----- GIVEN DATA
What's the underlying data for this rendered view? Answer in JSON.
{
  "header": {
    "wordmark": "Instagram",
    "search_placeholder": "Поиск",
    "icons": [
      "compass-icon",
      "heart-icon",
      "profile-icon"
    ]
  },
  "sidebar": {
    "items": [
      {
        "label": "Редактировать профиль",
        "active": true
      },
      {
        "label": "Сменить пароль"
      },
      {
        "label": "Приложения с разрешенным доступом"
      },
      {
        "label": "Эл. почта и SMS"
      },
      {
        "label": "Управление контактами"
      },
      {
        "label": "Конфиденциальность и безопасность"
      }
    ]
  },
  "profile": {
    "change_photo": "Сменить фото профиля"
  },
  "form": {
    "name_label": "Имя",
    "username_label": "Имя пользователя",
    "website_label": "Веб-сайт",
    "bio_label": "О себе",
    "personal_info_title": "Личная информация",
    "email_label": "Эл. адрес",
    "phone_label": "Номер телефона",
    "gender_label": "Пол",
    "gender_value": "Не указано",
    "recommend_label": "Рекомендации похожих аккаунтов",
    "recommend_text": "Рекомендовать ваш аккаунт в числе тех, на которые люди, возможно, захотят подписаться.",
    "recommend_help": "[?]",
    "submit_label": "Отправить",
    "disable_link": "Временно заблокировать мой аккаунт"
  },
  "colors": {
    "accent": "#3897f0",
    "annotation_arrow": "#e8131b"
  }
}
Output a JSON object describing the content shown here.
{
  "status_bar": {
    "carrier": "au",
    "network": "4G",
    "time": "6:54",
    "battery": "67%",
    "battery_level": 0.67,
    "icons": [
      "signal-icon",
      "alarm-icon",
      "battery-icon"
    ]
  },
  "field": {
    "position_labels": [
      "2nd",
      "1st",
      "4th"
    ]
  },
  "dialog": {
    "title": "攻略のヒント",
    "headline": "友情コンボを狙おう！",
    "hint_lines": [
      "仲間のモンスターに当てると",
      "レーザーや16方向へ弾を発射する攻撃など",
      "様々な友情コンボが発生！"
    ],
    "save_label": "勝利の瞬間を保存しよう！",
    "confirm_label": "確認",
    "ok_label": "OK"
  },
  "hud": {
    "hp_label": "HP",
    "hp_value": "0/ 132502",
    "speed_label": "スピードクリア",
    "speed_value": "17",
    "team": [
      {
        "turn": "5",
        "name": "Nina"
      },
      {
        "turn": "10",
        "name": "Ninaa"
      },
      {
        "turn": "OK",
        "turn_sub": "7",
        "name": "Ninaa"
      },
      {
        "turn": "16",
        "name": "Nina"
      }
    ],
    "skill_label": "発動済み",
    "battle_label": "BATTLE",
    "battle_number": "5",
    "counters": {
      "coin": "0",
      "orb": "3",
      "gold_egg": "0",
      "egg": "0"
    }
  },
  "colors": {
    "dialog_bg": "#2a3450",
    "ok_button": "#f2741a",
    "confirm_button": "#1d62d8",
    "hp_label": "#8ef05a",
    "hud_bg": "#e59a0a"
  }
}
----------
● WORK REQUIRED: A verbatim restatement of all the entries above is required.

● COMPLETED TASK:
What's the underlying data for this rendered view? Answer in JSON.
{
  "header": {
    "wordmark": "Instagram",
    "search_placeholder": "Поиск",
    "icons": [
      "compass-icon",
      "heart-icon",
      "profile-icon"
    ]
  },
  "sidebar": {
    "items": [
      {
        "label": "Редактировать профиль",
        "active": true
      },
      {
        "label": "Сменить пароль"
      },
      {
        "label": "Приложения с разрешенным доступом"
      },
      {
        "label": "Эл. почта и SMS"
      },
      {
        "label": "Управление контактами"
      },
      {
        "label": "Конфиденциальность и безопасность"
      }
    ]
  },
  "profile": {
    "change_photo": "Сменить фото профиля"
  },
  "form": {
    "name_label": "Имя",
    "username_label": "Имя пользователя",
    "website_label": "Веб-сайт",
    "bio_label": "О себе",
    "personal_info_title": "Личная информация",
    "email_label": "Эл. адрес",
    "phone_label": "Номер телефона",
    "gender_label": "Пол",
    "gender_value": "Не указано",
    "recommend_label": "Рекомендации похожих аккаунтов",
    "recommend_text": "Рекомендовать ваш аккаунт в числе тех, на которые люди, возможно, захотят подписаться.",
    "recommend_help": "[?]",
    "submit_label": "Отправить",
    "disable_link": "Временно заблокировать мой аккаунт"
  },
  "colors": {
    "accent": "#3897f0",
    "annotation_arrow": "#e8131b"
  }
}
Output a JSON object describing the content shown here.
{
  "status_bar": {
    "carrier": "au",
    "network": "4G",
    "time": "6:54",
    "battery": "67%",
    "battery_level": 0.67,
    "icons": [
      "signal-icon",
      "alarm-icon",
      "battery-icon"
    ]
  },
  "field": {
    "position_labels": [
      "2nd",
      "1st",
      "4th"
    ]
  },
  "dialog": {
    "title": "攻略のヒント",
    "headline": "友情コンボを狙おう！",
    "hint_lines": [
      "仲間のモンスターに当てると",
      "レーザーや16方向へ弾を発射する攻撃など",
      "様々な友情コンボが発生！"
    ],
    "save_label": "勝利の瞬間を保存しよう！",
    "confirm_label": "確認",
    "ok_label": "OK"
  },
  "hud": {
    "hp_label": "HP",
    "hp_value": "0/ 132502",
    "speed_label": "スピードクリア",
    "speed_value": "17",
    "team": [
      {
        "turn": "5",
        "name": "Nina"
      },
      {
        "turn": "10",
        "name": "Ninaa"
      },
      {
        "turn": "OK",
        "turn_sub": "7",
        "name": "Ninaa"
      },
      {
        "turn": "16",
        "name": "Nina"
      }
    ],
    "skill_label": "発動済み",
    "battle_label": "BATTLE",
    "battle_number": "5",
    "counters": {
      "coin": "0",
      "orb": "3",
      "gold_egg": "0",
      "egg": "0"
    }
  },
  "colors": {
    "dialog_bg": "#2a3450",
    "ok_button": "#f2741a",
    "confirm_button": "#1d62d8",
    "hp_label": "#8ef05a",
    "hud_bg": "#e59a0a"
  }
}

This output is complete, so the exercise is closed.